What you need to do
Without changing anything, reproduce every record below.

Data records for software interfaces
=== Section Start ===

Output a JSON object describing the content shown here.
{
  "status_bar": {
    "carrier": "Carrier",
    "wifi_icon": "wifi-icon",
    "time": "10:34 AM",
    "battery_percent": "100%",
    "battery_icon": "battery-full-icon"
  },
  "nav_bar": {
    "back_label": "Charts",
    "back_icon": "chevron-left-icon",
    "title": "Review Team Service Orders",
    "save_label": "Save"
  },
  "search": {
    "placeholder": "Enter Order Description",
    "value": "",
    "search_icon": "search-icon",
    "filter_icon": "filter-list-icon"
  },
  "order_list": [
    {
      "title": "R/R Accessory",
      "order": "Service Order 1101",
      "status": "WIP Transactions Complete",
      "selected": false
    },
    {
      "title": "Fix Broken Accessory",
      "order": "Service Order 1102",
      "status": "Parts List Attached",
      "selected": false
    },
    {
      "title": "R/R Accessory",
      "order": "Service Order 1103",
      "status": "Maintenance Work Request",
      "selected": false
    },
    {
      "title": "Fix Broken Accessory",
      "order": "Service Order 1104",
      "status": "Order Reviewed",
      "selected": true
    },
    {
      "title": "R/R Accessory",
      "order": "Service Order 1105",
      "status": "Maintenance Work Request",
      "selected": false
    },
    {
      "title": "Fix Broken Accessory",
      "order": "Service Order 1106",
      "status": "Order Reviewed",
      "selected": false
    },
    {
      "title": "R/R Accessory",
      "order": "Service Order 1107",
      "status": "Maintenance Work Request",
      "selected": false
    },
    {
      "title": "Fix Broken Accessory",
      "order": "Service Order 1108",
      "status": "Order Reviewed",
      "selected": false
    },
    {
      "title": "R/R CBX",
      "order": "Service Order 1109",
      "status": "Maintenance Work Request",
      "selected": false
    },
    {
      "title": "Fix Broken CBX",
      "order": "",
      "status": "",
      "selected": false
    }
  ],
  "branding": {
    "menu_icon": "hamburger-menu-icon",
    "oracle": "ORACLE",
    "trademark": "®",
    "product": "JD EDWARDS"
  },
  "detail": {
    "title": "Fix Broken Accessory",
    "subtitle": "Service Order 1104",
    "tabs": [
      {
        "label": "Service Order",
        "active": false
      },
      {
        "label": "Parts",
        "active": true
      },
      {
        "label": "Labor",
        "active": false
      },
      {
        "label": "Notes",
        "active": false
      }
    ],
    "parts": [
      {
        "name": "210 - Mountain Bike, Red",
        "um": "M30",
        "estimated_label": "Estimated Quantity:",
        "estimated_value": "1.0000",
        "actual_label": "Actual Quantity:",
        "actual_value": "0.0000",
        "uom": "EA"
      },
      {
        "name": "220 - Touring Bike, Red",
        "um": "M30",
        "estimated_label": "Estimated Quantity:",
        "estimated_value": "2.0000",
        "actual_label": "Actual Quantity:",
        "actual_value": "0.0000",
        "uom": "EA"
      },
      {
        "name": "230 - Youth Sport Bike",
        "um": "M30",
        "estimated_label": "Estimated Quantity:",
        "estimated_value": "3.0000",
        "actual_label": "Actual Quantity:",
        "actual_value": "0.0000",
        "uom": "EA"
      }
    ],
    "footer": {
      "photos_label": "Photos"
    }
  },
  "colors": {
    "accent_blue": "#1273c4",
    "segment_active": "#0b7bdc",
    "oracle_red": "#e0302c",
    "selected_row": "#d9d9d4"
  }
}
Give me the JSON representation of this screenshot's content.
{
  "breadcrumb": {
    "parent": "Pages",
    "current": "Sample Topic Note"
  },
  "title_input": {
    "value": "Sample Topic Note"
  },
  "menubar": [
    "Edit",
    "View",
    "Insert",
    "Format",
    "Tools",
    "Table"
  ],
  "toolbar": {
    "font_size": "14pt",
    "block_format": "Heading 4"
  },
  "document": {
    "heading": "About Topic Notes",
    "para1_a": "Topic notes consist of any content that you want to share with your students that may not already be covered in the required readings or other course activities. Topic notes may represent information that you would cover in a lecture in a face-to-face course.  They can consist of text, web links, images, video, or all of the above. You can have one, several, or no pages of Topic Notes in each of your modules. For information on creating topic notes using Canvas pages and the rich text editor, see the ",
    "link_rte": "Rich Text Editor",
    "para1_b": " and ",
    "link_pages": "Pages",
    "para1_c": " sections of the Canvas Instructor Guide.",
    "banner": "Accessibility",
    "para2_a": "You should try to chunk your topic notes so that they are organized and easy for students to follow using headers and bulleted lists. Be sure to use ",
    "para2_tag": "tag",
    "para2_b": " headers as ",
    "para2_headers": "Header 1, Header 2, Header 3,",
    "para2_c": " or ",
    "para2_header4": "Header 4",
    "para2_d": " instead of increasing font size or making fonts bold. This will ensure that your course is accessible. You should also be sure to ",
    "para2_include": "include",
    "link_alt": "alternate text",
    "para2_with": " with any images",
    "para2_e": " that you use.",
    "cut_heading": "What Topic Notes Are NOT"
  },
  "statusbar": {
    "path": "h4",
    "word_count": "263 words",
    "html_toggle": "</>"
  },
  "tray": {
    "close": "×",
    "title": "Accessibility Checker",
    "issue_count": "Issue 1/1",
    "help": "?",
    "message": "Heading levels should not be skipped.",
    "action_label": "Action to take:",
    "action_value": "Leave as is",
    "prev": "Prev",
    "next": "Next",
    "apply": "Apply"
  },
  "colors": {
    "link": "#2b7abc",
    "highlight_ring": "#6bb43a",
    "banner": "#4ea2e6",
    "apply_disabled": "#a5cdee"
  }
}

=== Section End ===

Written reply
Output a JSON object describing the content shown here.
{
  "status_bar": {
    "carrier": "Carrier",
    "wifi_icon": "wifi-icon",
    "time": "10:34 AM",
    "battery_percent": "100%",
    "battery_icon": "battery-full-icon"
  },
  "nav_bar": {
    "back_label": "Charts",
    "back_icon": "chevron-left-icon",
    "title": "Review Team Service Orders",
    "save_label": "Save"
  },
  "search": {
    "placeholder": "Enter Order Description",
    "value": "",
    "search_icon": "search-icon",
    "filter_icon": "filter-list-icon"
  },
  "order_list": [
    {
      "title": "R/R Accessory",
      "order": "Service Order 1101",
      "status": "WIP Transactions Complete",
      "selected": false
    },
    {
      "title": "Fix Broken Accessory",
      "order": "Service Order 1102",
      "status": "Parts List Attached",
      "selected": false
    },
    {
      "title": "R/R Accessory",
      "order": "Service Order 1103",
      "status": "Maintenance Work Request",
      "selected": false
    },
    {
      "title": "Fix Broken Accessory",
      "order": "Service Order 1104",
      "status": "Order Reviewed",
      "selected": true
    },
    {
      "title": "R/R Accessory",
      "order": "Service Order 1105",
      "status": "Maintenance Work Request",
      "selected": false
    },
    {
      "title": "Fix Broken Accessory",
      "order": "Service Order 1106",
      "status": "Order Reviewed",
      "selected": false
    },
    {
      "title": "R/R Accessory",
      "order": "Service Order 1107",
      "status": "Maintenance Work Request",
      "selected": false
    },
    {
      "title": "Fix Broken Accessory",
      "order": "Service Order 1108",
      "status": "Order Reviewed",
      "selected": false
    },
    {
      "title": "R/R CBX",
      "order": "Service Order 1109",
      "status": "Maintenance Work Request",
      "selected": false
    },
    {
      "title": "Fix Broken CBX",
      "order": "",
      "status": "",
      "selected": false
    }
  ],
  "branding": {
    "menu_icon": "hamburger-menu-icon",
    "oracle": "ORACLE",
    "trademark": "®",
    "product": "JD EDWARDS"
  },
  "detail": {
    "title": "Fix Broken Accessory",
    "subtitle": "Service Order 1104",
    "tabs": [
      {
        "label": "Service Order",
        "active": false
      },
      {
        "label": "Parts",
        "active": true
      },
      {
        "label": "Labor",
        "active": false
      },
      {
        "label": "Notes",
        "active": false
      }
    ],
    "parts": [
      {
        "name": "210 - Mountain Bike, Red",
        "um": "M30",
        "estimated_label": "Estimated Quantity:",
        "estimated_value": "1.0000",
        "actual_label": "Actual Quantity:",
        "actual_value": "0.0000",
        "uom": "EA"
      },
      {
        "name": "220 - Touring Bike, Red",
        "um": "M30",
        "estimated_label": "Estimated Quantity:",
        "estimated_value": "2.0000",
        "actual_label": "Actual Quantity:",
        "actual_value": "0.0000",
        "uom": "EA"
      },
      {
        "name": "230 - Youth Sport Bike",
        "um": "M30",
        "estimated_label": "Estimated Quantity:",
        "estimated_value": "3.0000",
        "actual_label": "Actual Quantity:",
        "actual_value": "0.0000",
        "uom": "EA"
      }
    ],
    "footer": {
      "photos_label": "Photos"
    }
  },
  "colors": {
    "accent_blue": "#1273c4",
    "segment_active": "#0b7bdc",
    "oracle_red": "#e0302c",
    "selected_row": "#d9d9d4"
  }
}
Give me the JSON representation of this screenshot's content.
{
  "breadcrumb": {
    "parent": "Pages",
    "current": "Sample Topic Note"
  },
  "title_input": {
    "value": "Sample Topic Note"
  },
  "menubar": [
    "Edit",
    "View",
    "Insert",
    "Format",
    "Tools",
    "Table"
  ],
  "toolbar": {
    "font_size": "14pt",
    "block_format": "Heading 4"
  },
  "document": {
    "heading": "About Topic Notes",
    "para1_a": "Topic notes consist of any content that you want to share with your students that may not already be covered in the required readings or other course activities. Topic notes may represent information that you would cover in a lecture in a face-to-face course.  They can consist of text, web links, images, video, or all of the above. You can have one, several, or no pages of Topic Notes in each of your modules. For information on creating topic notes using Canvas pages and the rich text editor, see the ",
    "link_rte": "Rich Text Editor",
    "para1_b": " and ",
    "link_pages": "Pages",
    "para1_c": " sections of the Canvas Instructor Guide.",
    "banner": "Accessibility",
    "para2_a": "You should try to chunk your topic notes so that they are organized and easy for students to follow using headers and bulleted lists. Be sure to use ",
    "para2_tag": "tag",
    "para2_b": " headers as ",
    "para2_headers": "Header 1, Header 2, Header 3,",
    "para2_c": " or ",
    "para2_header4": "Header 4",
    "para2_d": " instead of increasing font size or making fonts bold. This will ensure that your course is accessible. You should also be sure to ",
    "para2_include": "include",
    "link_alt": "alternate text",
    "para2_with": " with any images",
    "para2_e": " that you use.",
    "cut_heading": "What Topic Notes Are NOT"
  },
  "statusbar": {
    "path": "h4",
    "word_count": "263 words",
    "html_toggle": "</>"
  },
  "tray": {
    "close": "×",
    "title": "Accessibility Checker",
    "issue_count": "Issue 1/1",
    "help": "?",
    "message": "Heading levels should not be skipped.",
    "action_label": "Action to take:",
    "action_value": "Leave as is",
    "prev": "Prev",
    "next": "Next",
    "apply": "Apply"
  },
  "colors": {
    "link": "#2b7abc",
    "highlight_ring": "#6bb43a",
    "banner": "#4ea2e6",
    "apply_disabled": "#a5cdee"
  }
}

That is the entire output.